(Data about app and page elements)

"""

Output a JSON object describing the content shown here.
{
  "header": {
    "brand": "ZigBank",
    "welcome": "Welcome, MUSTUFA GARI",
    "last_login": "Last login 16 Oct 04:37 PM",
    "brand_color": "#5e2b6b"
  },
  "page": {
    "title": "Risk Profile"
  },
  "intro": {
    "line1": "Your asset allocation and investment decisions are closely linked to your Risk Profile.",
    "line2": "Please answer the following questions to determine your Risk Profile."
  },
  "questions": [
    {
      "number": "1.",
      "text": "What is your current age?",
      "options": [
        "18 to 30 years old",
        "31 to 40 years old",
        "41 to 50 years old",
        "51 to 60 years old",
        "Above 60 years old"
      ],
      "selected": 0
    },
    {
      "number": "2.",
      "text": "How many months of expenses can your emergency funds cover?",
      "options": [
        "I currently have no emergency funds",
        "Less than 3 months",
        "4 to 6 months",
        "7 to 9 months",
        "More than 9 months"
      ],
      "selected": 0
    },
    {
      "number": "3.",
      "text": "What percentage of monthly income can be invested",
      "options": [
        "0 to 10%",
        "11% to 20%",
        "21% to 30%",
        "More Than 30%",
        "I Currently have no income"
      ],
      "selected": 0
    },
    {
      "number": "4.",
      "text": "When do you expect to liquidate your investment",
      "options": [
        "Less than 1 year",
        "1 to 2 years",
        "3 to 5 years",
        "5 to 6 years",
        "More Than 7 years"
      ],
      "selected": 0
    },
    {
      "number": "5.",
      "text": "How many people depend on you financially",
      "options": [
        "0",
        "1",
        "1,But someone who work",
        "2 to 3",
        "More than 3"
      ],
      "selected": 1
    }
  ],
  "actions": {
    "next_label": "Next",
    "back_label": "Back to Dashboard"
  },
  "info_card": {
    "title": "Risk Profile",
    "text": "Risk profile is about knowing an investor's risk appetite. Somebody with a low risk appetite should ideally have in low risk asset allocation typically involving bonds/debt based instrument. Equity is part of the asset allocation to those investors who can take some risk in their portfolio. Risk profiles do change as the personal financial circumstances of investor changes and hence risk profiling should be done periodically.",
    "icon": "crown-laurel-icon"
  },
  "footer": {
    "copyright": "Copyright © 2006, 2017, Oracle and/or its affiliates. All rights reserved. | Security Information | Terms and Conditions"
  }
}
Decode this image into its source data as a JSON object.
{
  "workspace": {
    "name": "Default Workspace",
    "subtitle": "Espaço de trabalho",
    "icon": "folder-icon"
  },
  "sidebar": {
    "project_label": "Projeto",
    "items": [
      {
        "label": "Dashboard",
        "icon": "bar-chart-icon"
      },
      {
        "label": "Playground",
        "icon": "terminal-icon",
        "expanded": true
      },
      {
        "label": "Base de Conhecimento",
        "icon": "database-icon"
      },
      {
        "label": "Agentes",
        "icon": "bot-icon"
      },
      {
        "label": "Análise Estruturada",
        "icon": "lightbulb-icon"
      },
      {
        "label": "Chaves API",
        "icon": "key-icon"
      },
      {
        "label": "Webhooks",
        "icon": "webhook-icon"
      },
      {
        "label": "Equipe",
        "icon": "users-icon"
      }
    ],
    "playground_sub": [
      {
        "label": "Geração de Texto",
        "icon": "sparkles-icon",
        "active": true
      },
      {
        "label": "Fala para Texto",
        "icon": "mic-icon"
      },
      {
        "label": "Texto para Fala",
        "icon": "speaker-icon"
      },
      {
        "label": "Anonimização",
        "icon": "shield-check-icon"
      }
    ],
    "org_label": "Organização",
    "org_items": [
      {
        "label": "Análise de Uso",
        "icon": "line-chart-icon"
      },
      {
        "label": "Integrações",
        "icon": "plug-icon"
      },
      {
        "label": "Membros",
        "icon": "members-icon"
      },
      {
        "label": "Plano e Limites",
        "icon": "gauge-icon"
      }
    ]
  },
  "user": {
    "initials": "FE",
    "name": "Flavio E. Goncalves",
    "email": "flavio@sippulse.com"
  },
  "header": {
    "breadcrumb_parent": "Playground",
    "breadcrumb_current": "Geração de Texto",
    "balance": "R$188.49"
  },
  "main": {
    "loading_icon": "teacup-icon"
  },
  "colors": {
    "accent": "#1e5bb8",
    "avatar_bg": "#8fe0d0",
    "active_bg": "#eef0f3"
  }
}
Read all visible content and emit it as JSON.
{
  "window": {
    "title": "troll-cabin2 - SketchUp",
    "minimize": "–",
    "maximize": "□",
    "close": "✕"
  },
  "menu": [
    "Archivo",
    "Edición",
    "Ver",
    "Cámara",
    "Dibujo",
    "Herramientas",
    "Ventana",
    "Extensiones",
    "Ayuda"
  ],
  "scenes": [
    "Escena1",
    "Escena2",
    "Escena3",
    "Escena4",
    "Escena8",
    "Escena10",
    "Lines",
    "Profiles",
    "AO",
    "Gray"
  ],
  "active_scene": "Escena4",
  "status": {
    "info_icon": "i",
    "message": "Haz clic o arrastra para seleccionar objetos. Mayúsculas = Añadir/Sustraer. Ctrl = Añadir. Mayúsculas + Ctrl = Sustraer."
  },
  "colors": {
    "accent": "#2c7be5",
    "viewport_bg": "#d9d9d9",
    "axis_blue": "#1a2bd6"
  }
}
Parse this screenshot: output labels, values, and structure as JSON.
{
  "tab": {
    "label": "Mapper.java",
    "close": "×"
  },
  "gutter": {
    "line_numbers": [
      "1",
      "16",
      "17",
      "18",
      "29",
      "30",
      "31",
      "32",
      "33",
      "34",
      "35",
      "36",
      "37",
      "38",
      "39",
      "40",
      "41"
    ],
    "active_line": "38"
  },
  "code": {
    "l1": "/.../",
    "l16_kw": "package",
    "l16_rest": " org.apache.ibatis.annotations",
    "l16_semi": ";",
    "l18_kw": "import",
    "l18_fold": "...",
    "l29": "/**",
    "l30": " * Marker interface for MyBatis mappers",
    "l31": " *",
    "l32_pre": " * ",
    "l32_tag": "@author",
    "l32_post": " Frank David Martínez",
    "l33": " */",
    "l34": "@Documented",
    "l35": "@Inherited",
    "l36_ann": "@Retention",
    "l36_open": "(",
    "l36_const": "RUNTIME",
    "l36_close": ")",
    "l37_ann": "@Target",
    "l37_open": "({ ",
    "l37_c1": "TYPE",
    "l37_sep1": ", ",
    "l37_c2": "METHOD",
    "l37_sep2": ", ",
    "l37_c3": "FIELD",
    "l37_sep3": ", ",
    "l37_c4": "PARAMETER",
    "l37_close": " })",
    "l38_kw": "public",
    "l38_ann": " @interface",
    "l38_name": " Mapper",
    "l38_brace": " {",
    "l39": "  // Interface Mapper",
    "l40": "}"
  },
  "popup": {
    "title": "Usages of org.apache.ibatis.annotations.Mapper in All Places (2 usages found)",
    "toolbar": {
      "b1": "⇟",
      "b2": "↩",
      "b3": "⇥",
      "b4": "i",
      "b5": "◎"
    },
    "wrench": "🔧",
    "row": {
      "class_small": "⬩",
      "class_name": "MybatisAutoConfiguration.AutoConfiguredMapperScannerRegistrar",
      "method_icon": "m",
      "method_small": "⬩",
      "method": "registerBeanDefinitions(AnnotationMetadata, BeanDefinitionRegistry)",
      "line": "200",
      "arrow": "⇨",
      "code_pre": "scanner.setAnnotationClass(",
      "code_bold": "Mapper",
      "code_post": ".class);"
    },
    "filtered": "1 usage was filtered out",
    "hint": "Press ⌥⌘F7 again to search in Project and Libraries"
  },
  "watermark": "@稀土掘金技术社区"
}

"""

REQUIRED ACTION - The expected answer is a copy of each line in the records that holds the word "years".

OUTPUT OF THE TASK -
        "18 to 30 years old",
        "31 to 40 years old",
        "41 to 50 years old",
        "51 to 60 years old",
        "Above 60 years old"
        "1 to 2 years",
        "3 to 5 years",
        "5 to 6 years",
        "More Than 7 years"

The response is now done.